**Directions**.
In the data that follows, find each line containing "registrare" and copy it.

**Data excerpts**.
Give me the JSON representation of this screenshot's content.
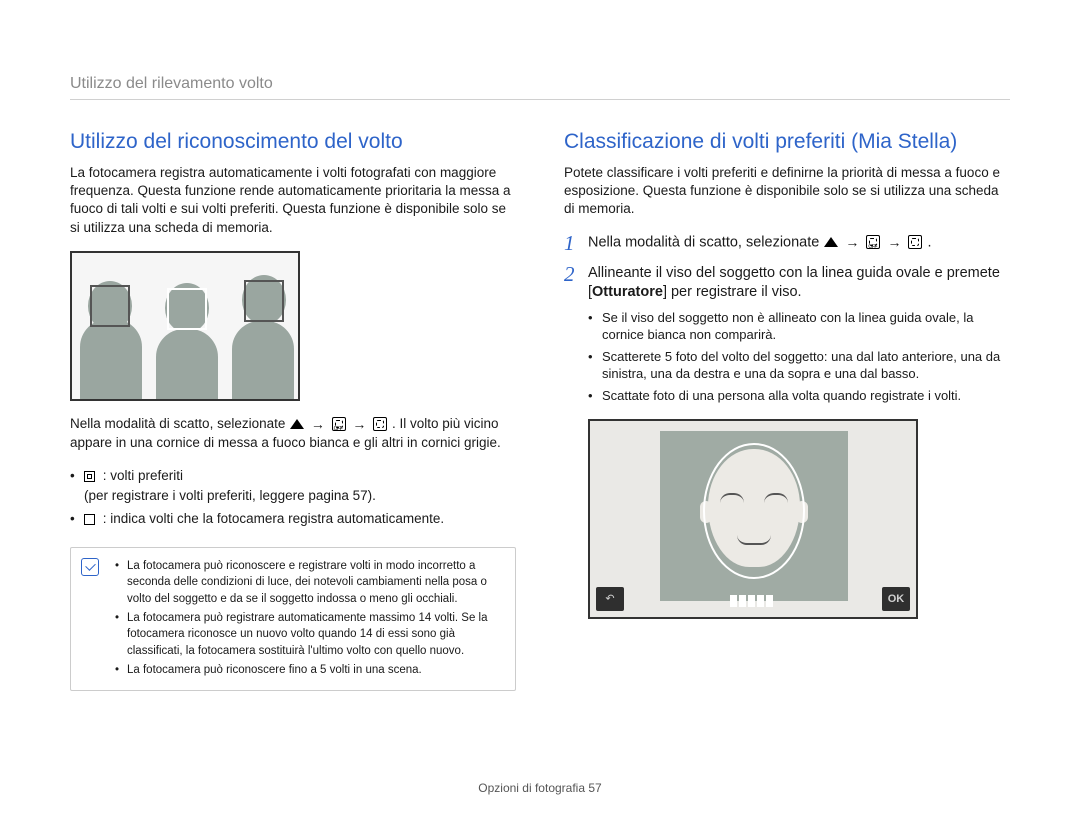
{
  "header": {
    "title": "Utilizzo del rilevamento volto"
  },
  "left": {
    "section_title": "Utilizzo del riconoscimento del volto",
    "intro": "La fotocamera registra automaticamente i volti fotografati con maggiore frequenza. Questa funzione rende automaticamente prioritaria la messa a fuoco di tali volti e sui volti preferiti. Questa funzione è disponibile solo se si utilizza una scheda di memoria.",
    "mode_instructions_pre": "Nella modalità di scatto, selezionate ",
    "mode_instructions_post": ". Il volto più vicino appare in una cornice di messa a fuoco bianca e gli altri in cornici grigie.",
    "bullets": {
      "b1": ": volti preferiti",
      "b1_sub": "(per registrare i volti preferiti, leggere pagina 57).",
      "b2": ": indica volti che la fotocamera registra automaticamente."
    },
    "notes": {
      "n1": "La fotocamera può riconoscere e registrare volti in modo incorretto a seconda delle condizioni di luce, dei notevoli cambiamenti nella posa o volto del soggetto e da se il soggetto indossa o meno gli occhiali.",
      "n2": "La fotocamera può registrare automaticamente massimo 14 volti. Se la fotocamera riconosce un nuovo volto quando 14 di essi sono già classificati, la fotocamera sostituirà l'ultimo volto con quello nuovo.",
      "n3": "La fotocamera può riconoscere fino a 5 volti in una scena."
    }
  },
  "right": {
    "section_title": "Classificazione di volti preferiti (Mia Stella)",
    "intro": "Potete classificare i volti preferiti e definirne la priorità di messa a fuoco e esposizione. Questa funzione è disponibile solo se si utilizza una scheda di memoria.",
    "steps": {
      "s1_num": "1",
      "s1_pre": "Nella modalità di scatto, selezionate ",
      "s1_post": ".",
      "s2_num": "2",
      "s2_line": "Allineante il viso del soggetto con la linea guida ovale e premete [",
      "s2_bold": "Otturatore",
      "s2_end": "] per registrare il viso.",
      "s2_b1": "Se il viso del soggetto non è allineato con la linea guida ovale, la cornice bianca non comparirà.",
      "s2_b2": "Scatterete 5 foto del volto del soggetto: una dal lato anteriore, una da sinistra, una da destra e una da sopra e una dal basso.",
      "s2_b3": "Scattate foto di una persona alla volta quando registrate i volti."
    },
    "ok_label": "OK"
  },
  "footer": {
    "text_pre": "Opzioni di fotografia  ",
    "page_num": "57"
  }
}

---

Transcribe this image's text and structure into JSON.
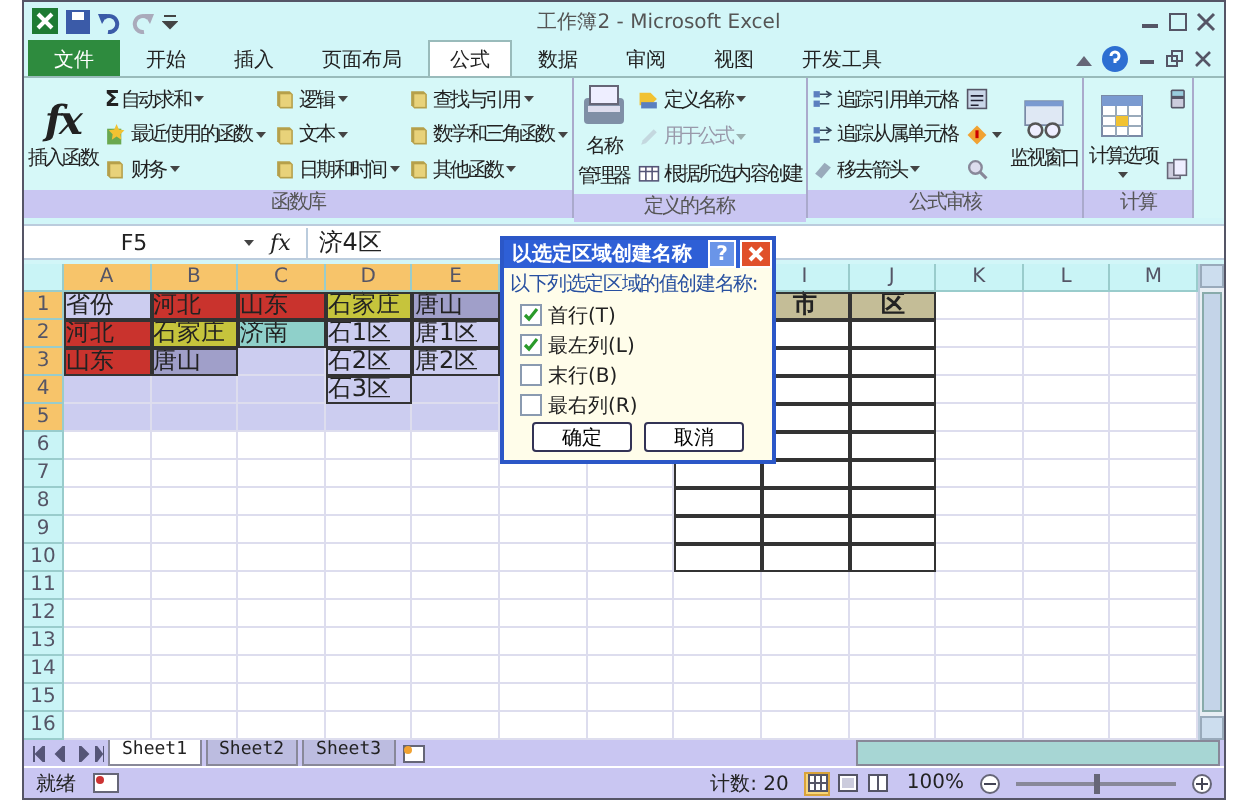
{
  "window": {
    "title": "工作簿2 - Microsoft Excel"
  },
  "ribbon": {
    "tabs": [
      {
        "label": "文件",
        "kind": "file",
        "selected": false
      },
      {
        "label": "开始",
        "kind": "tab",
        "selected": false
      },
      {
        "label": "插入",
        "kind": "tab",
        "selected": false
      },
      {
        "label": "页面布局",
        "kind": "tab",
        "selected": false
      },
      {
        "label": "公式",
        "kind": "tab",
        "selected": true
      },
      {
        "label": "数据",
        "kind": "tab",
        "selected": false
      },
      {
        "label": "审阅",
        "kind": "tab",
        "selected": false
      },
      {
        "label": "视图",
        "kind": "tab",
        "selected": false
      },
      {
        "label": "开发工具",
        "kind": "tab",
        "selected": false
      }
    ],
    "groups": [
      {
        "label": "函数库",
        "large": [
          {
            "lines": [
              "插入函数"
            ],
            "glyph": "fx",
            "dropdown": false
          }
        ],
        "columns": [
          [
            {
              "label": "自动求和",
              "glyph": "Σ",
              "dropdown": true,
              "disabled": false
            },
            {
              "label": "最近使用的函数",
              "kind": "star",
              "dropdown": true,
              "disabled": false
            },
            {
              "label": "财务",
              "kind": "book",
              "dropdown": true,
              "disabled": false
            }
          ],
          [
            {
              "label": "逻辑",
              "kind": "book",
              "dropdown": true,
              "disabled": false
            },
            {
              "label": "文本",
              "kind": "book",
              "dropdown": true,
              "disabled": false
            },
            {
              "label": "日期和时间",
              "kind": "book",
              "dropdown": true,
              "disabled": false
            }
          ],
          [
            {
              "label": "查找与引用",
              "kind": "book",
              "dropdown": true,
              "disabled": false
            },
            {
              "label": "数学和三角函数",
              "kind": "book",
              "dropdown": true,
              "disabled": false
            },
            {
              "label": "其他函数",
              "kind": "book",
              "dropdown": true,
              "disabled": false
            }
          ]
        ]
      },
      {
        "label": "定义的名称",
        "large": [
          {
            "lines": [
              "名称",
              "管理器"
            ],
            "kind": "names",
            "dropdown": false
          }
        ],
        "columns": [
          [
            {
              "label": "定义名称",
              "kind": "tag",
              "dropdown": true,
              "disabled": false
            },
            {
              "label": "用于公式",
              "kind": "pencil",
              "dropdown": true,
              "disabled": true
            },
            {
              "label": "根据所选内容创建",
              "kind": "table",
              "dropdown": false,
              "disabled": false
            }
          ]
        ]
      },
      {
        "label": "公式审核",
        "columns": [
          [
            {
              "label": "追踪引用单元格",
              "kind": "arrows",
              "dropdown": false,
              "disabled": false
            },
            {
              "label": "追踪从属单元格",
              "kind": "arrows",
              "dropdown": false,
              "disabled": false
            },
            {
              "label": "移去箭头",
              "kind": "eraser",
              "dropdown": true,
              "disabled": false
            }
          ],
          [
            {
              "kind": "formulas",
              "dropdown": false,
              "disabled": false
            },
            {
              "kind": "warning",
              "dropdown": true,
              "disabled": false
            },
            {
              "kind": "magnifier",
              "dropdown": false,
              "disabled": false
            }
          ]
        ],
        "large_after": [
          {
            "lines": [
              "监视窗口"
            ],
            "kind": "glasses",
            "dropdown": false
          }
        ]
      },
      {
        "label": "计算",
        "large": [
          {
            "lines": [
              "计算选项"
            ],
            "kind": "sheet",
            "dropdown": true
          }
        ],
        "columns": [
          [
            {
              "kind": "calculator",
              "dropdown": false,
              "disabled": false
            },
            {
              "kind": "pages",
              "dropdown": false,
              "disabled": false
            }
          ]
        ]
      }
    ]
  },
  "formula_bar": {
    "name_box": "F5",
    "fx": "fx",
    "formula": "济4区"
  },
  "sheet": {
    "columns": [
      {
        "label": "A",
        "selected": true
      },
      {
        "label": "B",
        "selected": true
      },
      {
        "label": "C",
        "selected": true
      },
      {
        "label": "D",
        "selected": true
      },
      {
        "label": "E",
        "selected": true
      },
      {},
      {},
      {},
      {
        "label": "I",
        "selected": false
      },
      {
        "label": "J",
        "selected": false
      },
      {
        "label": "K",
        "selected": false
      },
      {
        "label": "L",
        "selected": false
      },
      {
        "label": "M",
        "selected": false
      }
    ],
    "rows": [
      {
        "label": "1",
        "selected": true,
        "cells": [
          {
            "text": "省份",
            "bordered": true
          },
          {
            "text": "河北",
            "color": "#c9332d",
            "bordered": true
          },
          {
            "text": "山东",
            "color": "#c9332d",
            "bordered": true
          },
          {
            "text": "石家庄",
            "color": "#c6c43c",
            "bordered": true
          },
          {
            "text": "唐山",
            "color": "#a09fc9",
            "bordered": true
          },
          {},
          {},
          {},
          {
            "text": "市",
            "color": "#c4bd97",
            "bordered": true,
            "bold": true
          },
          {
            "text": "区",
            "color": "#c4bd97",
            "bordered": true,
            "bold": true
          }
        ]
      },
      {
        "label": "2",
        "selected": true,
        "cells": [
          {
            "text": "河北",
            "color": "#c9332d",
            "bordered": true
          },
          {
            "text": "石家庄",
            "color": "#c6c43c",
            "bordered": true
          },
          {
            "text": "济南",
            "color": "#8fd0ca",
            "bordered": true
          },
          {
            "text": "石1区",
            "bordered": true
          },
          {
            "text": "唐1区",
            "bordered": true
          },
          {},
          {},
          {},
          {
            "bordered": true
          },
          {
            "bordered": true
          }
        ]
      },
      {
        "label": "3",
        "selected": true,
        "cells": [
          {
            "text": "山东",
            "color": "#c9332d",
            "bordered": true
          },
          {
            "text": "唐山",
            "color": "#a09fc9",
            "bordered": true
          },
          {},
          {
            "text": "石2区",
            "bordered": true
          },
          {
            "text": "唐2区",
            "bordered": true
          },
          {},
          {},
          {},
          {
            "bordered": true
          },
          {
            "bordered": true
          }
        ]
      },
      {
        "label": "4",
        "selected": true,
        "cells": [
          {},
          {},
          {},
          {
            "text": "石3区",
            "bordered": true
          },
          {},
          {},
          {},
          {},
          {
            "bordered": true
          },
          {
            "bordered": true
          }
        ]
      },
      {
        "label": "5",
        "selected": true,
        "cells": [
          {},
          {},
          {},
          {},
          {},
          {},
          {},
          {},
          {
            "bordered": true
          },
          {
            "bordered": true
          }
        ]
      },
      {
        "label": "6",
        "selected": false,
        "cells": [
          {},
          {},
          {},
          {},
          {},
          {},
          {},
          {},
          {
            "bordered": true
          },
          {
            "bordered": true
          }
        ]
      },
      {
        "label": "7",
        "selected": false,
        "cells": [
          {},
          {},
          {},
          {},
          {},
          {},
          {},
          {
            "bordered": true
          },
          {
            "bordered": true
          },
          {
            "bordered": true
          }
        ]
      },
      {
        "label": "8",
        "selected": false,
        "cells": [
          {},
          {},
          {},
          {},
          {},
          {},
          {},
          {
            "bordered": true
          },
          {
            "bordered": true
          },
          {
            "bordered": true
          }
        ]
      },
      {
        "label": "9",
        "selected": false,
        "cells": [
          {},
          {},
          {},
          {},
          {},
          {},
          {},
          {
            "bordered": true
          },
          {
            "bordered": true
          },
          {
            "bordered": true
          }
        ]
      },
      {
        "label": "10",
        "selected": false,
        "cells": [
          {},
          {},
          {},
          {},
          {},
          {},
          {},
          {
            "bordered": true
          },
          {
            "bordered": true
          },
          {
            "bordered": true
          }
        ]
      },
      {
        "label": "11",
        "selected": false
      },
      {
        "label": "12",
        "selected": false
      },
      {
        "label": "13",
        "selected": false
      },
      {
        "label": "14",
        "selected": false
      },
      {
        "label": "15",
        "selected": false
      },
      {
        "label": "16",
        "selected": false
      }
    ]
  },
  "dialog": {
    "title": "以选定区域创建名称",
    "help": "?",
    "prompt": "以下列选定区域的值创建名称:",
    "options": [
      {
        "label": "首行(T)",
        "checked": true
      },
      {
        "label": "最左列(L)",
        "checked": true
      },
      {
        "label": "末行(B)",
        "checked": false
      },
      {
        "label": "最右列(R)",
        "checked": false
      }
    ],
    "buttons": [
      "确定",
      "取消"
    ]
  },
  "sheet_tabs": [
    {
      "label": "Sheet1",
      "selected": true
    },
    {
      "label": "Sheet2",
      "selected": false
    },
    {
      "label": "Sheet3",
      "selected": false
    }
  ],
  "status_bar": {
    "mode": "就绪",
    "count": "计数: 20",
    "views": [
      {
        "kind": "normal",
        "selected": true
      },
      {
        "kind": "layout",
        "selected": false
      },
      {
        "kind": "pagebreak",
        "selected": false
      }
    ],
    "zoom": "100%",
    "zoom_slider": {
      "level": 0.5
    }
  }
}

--

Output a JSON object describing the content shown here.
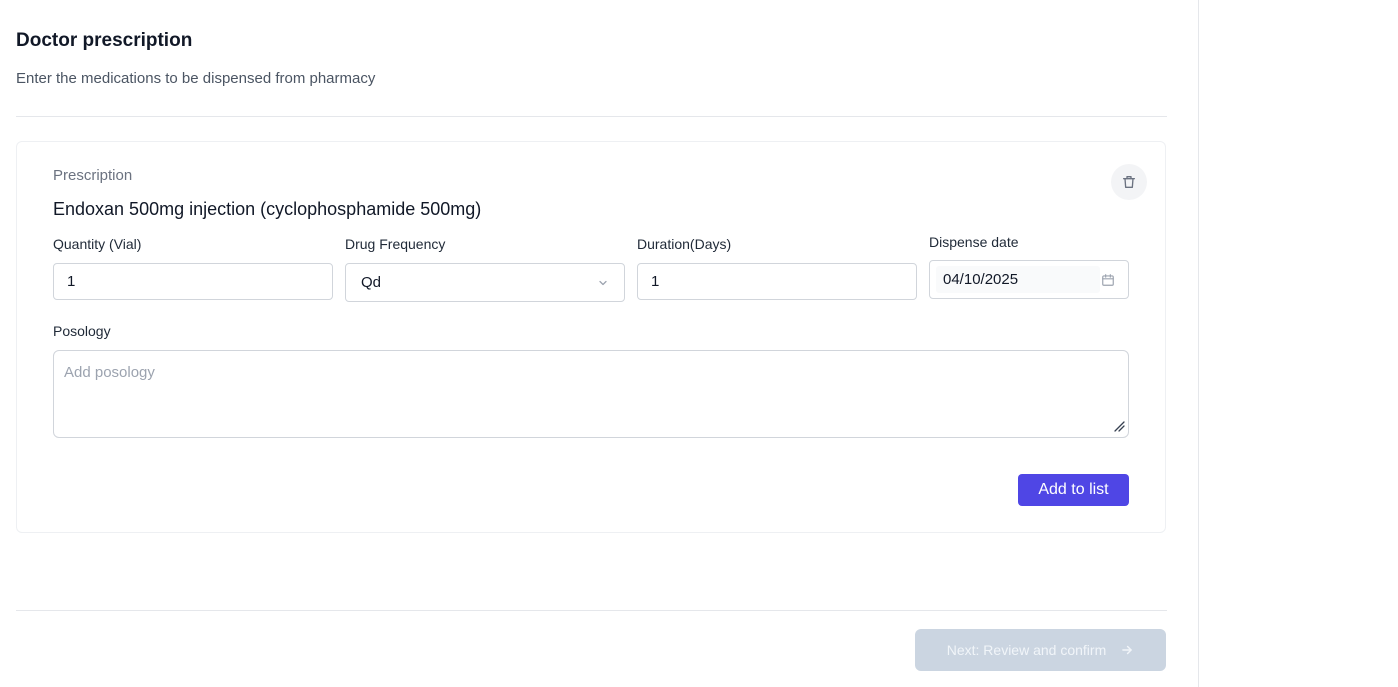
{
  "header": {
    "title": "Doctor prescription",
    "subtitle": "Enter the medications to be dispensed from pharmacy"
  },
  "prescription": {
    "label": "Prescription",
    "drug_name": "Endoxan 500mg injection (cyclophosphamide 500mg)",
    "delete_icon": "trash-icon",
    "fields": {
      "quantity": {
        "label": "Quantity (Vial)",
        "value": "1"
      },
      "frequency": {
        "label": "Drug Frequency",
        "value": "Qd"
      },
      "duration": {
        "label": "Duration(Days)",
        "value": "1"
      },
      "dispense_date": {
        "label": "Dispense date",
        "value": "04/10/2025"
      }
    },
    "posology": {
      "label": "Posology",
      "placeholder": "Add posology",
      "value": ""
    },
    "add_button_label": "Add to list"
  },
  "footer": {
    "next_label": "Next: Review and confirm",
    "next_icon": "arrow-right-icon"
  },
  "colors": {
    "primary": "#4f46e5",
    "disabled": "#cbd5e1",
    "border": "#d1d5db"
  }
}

**Written answer**.
      "b1_sub": "(per registrare i volti preferiti, leggere pagina 57).",
      "n1": "La fotocamera può riconoscere e registrare volti in modo incorretto a seconda delle condizioni di luce, dei notevoli cambiamenti nella posa o volto del soggetto e da se il soggetto indossa o meno gli occhiali.",
      "n2": "La fotocamera può registrare automaticamente massimo 14 volti. Se la fotocamera riconosce un nuovo volto quando 14 di essi sono già classificati, la fotocamera sostituirà l'ultimo volto con quello nuovo.",
      "s2_end": "] per registrare il viso.",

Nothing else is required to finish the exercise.